In the records that follow, show each line where the word "WONDERFUL" is present.
━━━ LISTED ENTRIES ━━━
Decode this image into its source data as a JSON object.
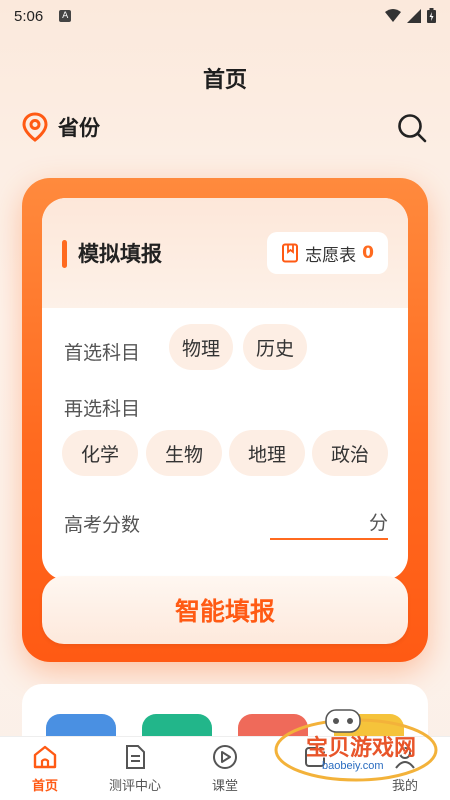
{
  "status_bar": {
    "time": "5:06",
    "notif_badge": "A"
  },
  "header": {
    "title": "首页"
  },
  "location": {
    "label": "省份"
  },
  "simulate": {
    "title": "模拟填报",
    "wish_label": "志愿表",
    "wish_count": "0",
    "first_subject_label": "首选科目",
    "first_subjects": [
      "物理",
      "历史"
    ],
    "second_subject_label": "再选科目",
    "second_subjects": [
      "化学",
      "生物",
      "地理",
      "政治"
    ],
    "score_label": "高考分数",
    "score_unit": "分",
    "submit_label": "智能填报"
  },
  "tabbar": {
    "items": [
      {
        "label": "首页",
        "icon": "home-icon",
        "active": true
      },
      {
        "label": "测评中心",
        "icon": "document-icon",
        "active": false
      },
      {
        "label": "课堂",
        "icon": "play-icon",
        "active": false
      },
      {
        "label": "",
        "icon": "info-icon",
        "active": false
      },
      {
        "label": "我的",
        "icon": "user-icon",
        "active": false
      }
    ]
  },
  "watermark": {
    "text": "宝贝游戏网",
    "url": "baobeiy.com"
  },
  "colors": {
    "accent": "#ff5a14",
    "chip_bg": "#fdeee4",
    "tile_blue": "#4a90e2",
    "tile_green": "#22b68a",
    "tile_red": "#ef6a5a",
    "tile_yellow": "#f5c33b"
  }
}
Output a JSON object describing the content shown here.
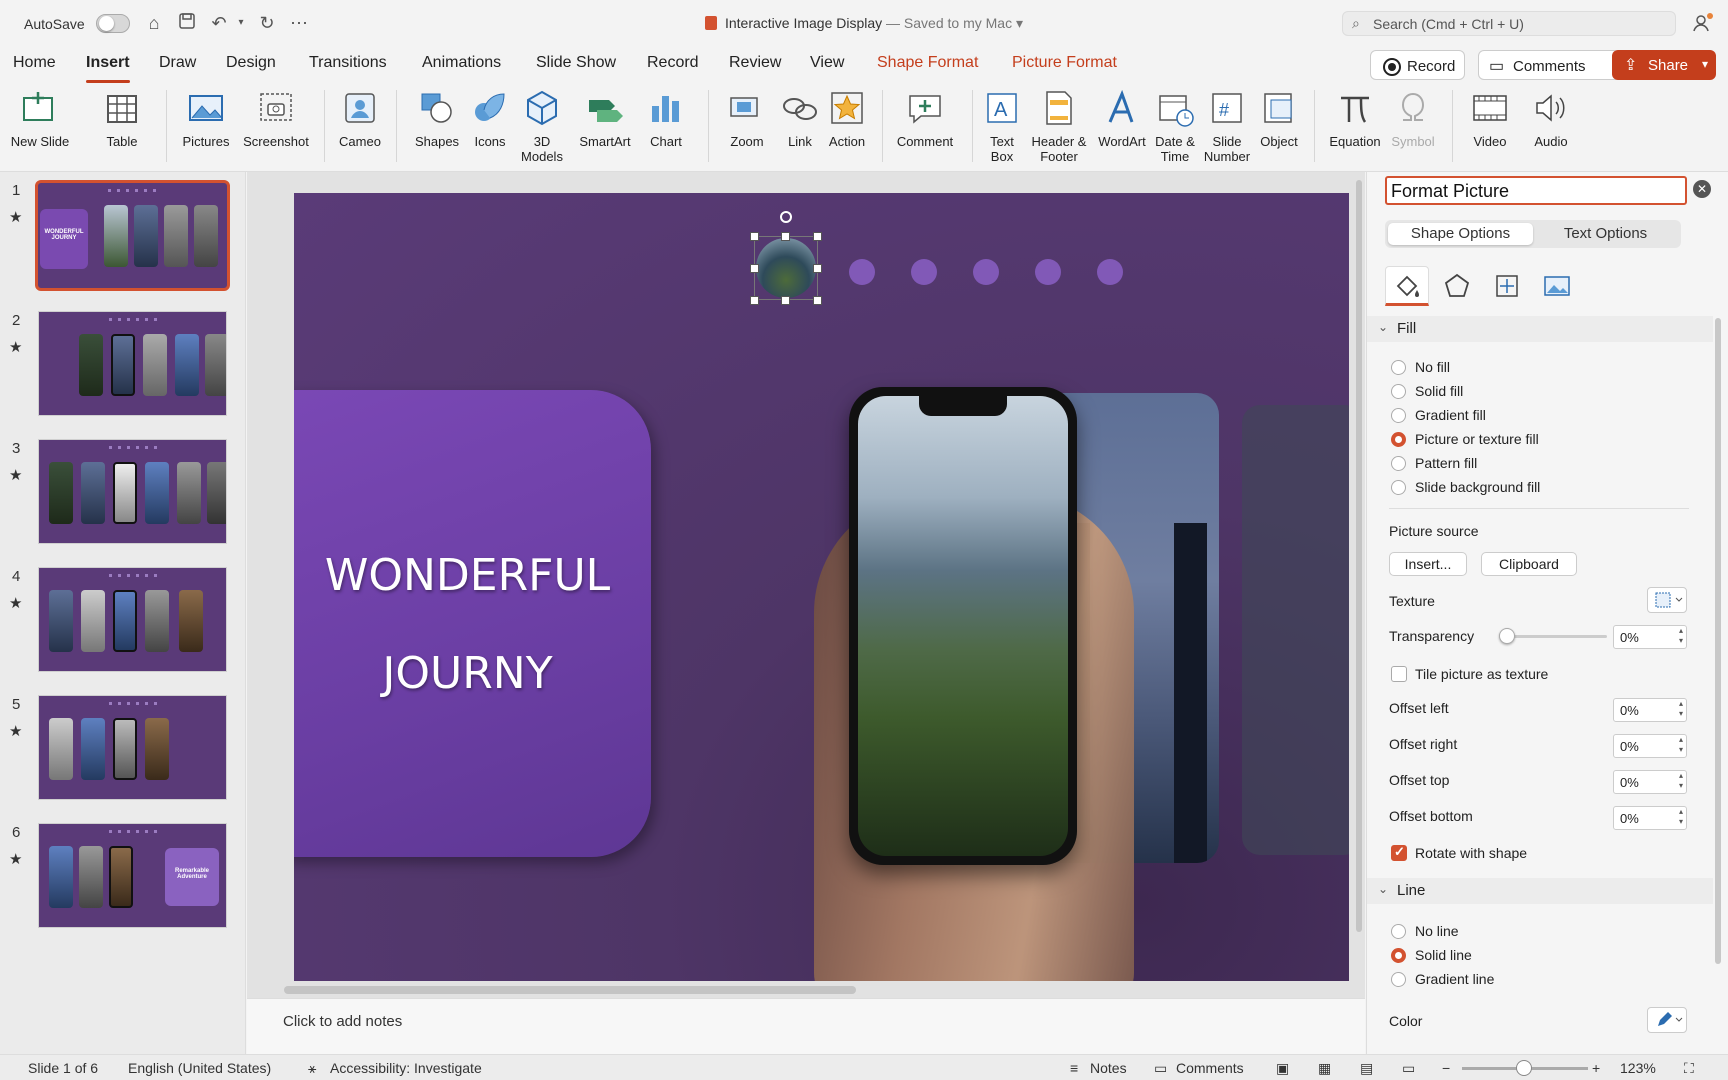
{
  "app": {
    "autosave_label": "AutoSave",
    "doc_title": "Interactive Image Display",
    "save_status": "— Saved to my Mac",
    "search_placeholder": "Search (Cmd + Ctrl + U)"
  },
  "ribbon": {
    "tabs": [
      "Home",
      "Insert",
      "Draw",
      "Design",
      "Transitions",
      "Animations",
      "Slide Show",
      "Record",
      "Review",
      "View",
      "Shape Format",
      "Picture Format"
    ],
    "active_tab": "Insert",
    "record_label": "Record",
    "comments_label": "Comments",
    "share_label": "Share",
    "tools": {
      "new_slide": "New Slide",
      "table": "Table",
      "pictures": "Pictures",
      "screenshot": "Screenshot",
      "cameo": "Cameo",
      "shapes": "Shapes",
      "icons": "Icons",
      "models_3d": "3D Models",
      "smartart": "SmartArt",
      "chart": "Chart",
      "zoom": "Zoom",
      "link": "Link",
      "action": "Action",
      "comment": "Comment",
      "text_box": "Text Box",
      "header_footer": "Header & Footer",
      "wordart": "WordArt",
      "date_time": "Date & Time",
      "slide_number": "Slide Number",
      "object": "Object",
      "equation": "Equation",
      "symbol": "Symbol",
      "video": "Video",
      "audio": "Audio"
    }
  },
  "slides": {
    "numbers": [
      "1",
      "2",
      "3",
      "4",
      "5",
      "6"
    ],
    "star": "★",
    "thumb1_text": "WONDERFUL JOURNY",
    "thumb6_text": "Remarkable Adventure"
  },
  "slide": {
    "title_line1": "WONDERFUL",
    "title_line2": "JOURNY"
  },
  "notes_placeholder": "Click to add notes",
  "panel": {
    "title": "Format Picture",
    "seg_shape": "Shape Options",
    "seg_text": "Text Options",
    "fill_header": "Fill",
    "fill_options": [
      "No fill",
      "Solid fill",
      "Gradient fill",
      "Picture or texture fill",
      "Pattern fill",
      "Slide background fill"
    ],
    "fill_selected": 3,
    "picture_source": "Picture source",
    "insert_btn": "Insert...",
    "clipboard_btn": "Clipboard",
    "texture": "Texture",
    "transparency": "Transparency",
    "transparency_value": "0%",
    "tile_label": "Tile picture as texture",
    "offset_left": "Offset left",
    "offset_right": "Offset right",
    "offset_top": "Offset top",
    "offset_bottom": "Offset bottom",
    "offset_left_value": "0%",
    "offset_right_value": "0%",
    "offset_top_value": "0%",
    "offset_bottom_value": "0%",
    "rotate_label": "Rotate with shape",
    "line_header": "Line",
    "line_options": [
      "No line",
      "Solid line",
      "Gradient line"
    ],
    "line_selected": 1,
    "color_label": "Color"
  },
  "status": {
    "slide_pos": "Slide 1 of 6",
    "language": "English (United States)",
    "accessibility": "Accessibility: Investigate",
    "notes": "Notes",
    "comments": "Comments",
    "zoom": "123%"
  },
  "colors": {
    "accent": "#c43e1c",
    "slide_bg": "#5a3b78",
    "title_box": "#6a3ea3"
  }
}
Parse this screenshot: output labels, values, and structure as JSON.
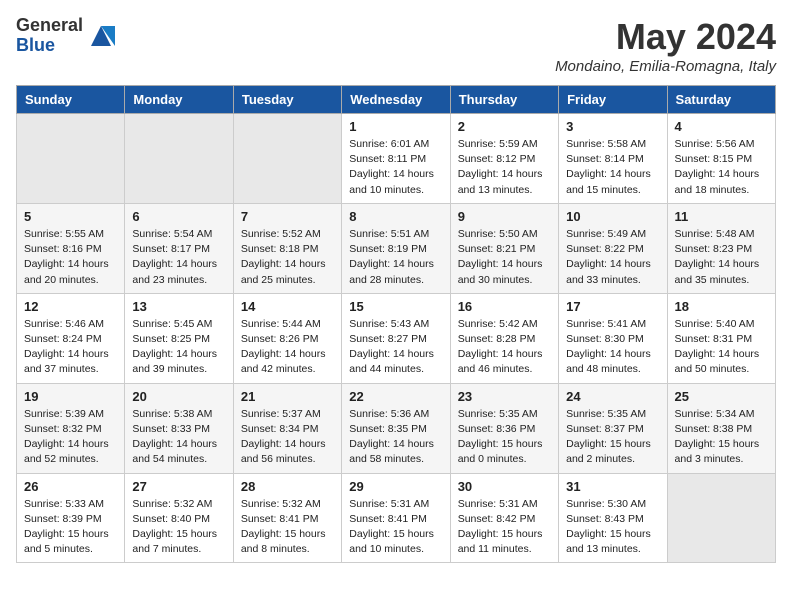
{
  "logo": {
    "general": "General",
    "blue": "Blue"
  },
  "title": "May 2024",
  "location": "Mondaino, Emilia-Romagna, Italy",
  "days_of_week": [
    "Sunday",
    "Monday",
    "Tuesday",
    "Wednesday",
    "Thursday",
    "Friday",
    "Saturday"
  ],
  "weeks": [
    {
      "days": [
        {
          "number": "",
          "info": "",
          "empty": true
        },
        {
          "number": "",
          "info": "",
          "empty": true
        },
        {
          "number": "",
          "info": "",
          "empty": true
        },
        {
          "number": "1",
          "info": "Sunrise: 6:01 AM\nSunset: 8:11 PM\nDaylight: 14 hours\nand 10 minutes."
        },
        {
          "number": "2",
          "info": "Sunrise: 5:59 AM\nSunset: 8:12 PM\nDaylight: 14 hours\nand 13 minutes."
        },
        {
          "number": "3",
          "info": "Sunrise: 5:58 AM\nSunset: 8:14 PM\nDaylight: 14 hours\nand 15 minutes."
        },
        {
          "number": "4",
          "info": "Sunrise: 5:56 AM\nSunset: 8:15 PM\nDaylight: 14 hours\nand 18 minutes."
        }
      ]
    },
    {
      "days": [
        {
          "number": "5",
          "info": "Sunrise: 5:55 AM\nSunset: 8:16 PM\nDaylight: 14 hours\nand 20 minutes."
        },
        {
          "number": "6",
          "info": "Sunrise: 5:54 AM\nSunset: 8:17 PM\nDaylight: 14 hours\nand 23 minutes."
        },
        {
          "number": "7",
          "info": "Sunrise: 5:52 AM\nSunset: 8:18 PM\nDaylight: 14 hours\nand 25 minutes."
        },
        {
          "number": "8",
          "info": "Sunrise: 5:51 AM\nSunset: 8:19 PM\nDaylight: 14 hours\nand 28 minutes."
        },
        {
          "number": "9",
          "info": "Sunrise: 5:50 AM\nSunset: 8:21 PM\nDaylight: 14 hours\nand 30 minutes."
        },
        {
          "number": "10",
          "info": "Sunrise: 5:49 AM\nSunset: 8:22 PM\nDaylight: 14 hours\nand 33 minutes."
        },
        {
          "number": "11",
          "info": "Sunrise: 5:48 AM\nSunset: 8:23 PM\nDaylight: 14 hours\nand 35 minutes."
        }
      ]
    },
    {
      "days": [
        {
          "number": "12",
          "info": "Sunrise: 5:46 AM\nSunset: 8:24 PM\nDaylight: 14 hours\nand 37 minutes."
        },
        {
          "number": "13",
          "info": "Sunrise: 5:45 AM\nSunset: 8:25 PM\nDaylight: 14 hours\nand 39 minutes."
        },
        {
          "number": "14",
          "info": "Sunrise: 5:44 AM\nSunset: 8:26 PM\nDaylight: 14 hours\nand 42 minutes."
        },
        {
          "number": "15",
          "info": "Sunrise: 5:43 AM\nSunset: 8:27 PM\nDaylight: 14 hours\nand 44 minutes."
        },
        {
          "number": "16",
          "info": "Sunrise: 5:42 AM\nSunset: 8:28 PM\nDaylight: 14 hours\nand 46 minutes."
        },
        {
          "number": "17",
          "info": "Sunrise: 5:41 AM\nSunset: 8:30 PM\nDaylight: 14 hours\nand 48 minutes."
        },
        {
          "number": "18",
          "info": "Sunrise: 5:40 AM\nSunset: 8:31 PM\nDaylight: 14 hours\nand 50 minutes."
        }
      ]
    },
    {
      "days": [
        {
          "number": "19",
          "info": "Sunrise: 5:39 AM\nSunset: 8:32 PM\nDaylight: 14 hours\nand 52 minutes."
        },
        {
          "number": "20",
          "info": "Sunrise: 5:38 AM\nSunset: 8:33 PM\nDaylight: 14 hours\nand 54 minutes."
        },
        {
          "number": "21",
          "info": "Sunrise: 5:37 AM\nSunset: 8:34 PM\nDaylight: 14 hours\nand 56 minutes."
        },
        {
          "number": "22",
          "info": "Sunrise: 5:36 AM\nSunset: 8:35 PM\nDaylight: 14 hours\nand 58 minutes."
        },
        {
          "number": "23",
          "info": "Sunrise: 5:35 AM\nSunset: 8:36 PM\nDaylight: 15 hours\nand 0 minutes."
        },
        {
          "number": "24",
          "info": "Sunrise: 5:35 AM\nSunset: 8:37 PM\nDaylight: 15 hours\nand 2 minutes."
        },
        {
          "number": "25",
          "info": "Sunrise: 5:34 AM\nSunset: 8:38 PM\nDaylight: 15 hours\nand 3 minutes."
        }
      ]
    },
    {
      "days": [
        {
          "number": "26",
          "info": "Sunrise: 5:33 AM\nSunset: 8:39 PM\nDaylight: 15 hours\nand 5 minutes."
        },
        {
          "number": "27",
          "info": "Sunrise: 5:32 AM\nSunset: 8:40 PM\nDaylight: 15 hours\nand 7 minutes."
        },
        {
          "number": "28",
          "info": "Sunrise: 5:32 AM\nSunset: 8:41 PM\nDaylight: 15 hours\nand 8 minutes."
        },
        {
          "number": "29",
          "info": "Sunrise: 5:31 AM\nSunset: 8:41 PM\nDaylight: 15 hours\nand 10 minutes."
        },
        {
          "number": "30",
          "info": "Sunrise: 5:31 AM\nSunset: 8:42 PM\nDaylight: 15 hours\nand 11 minutes."
        },
        {
          "number": "31",
          "info": "Sunrise: 5:30 AM\nSunset: 8:43 PM\nDaylight: 15 hours\nand 13 minutes."
        },
        {
          "number": "",
          "info": "",
          "empty": true
        }
      ]
    }
  ]
}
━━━
■ RESPONSE BOX ■
    "thumb1_text": "WONDERFUL JOURNY",
    "title_line1": "WONDERFUL",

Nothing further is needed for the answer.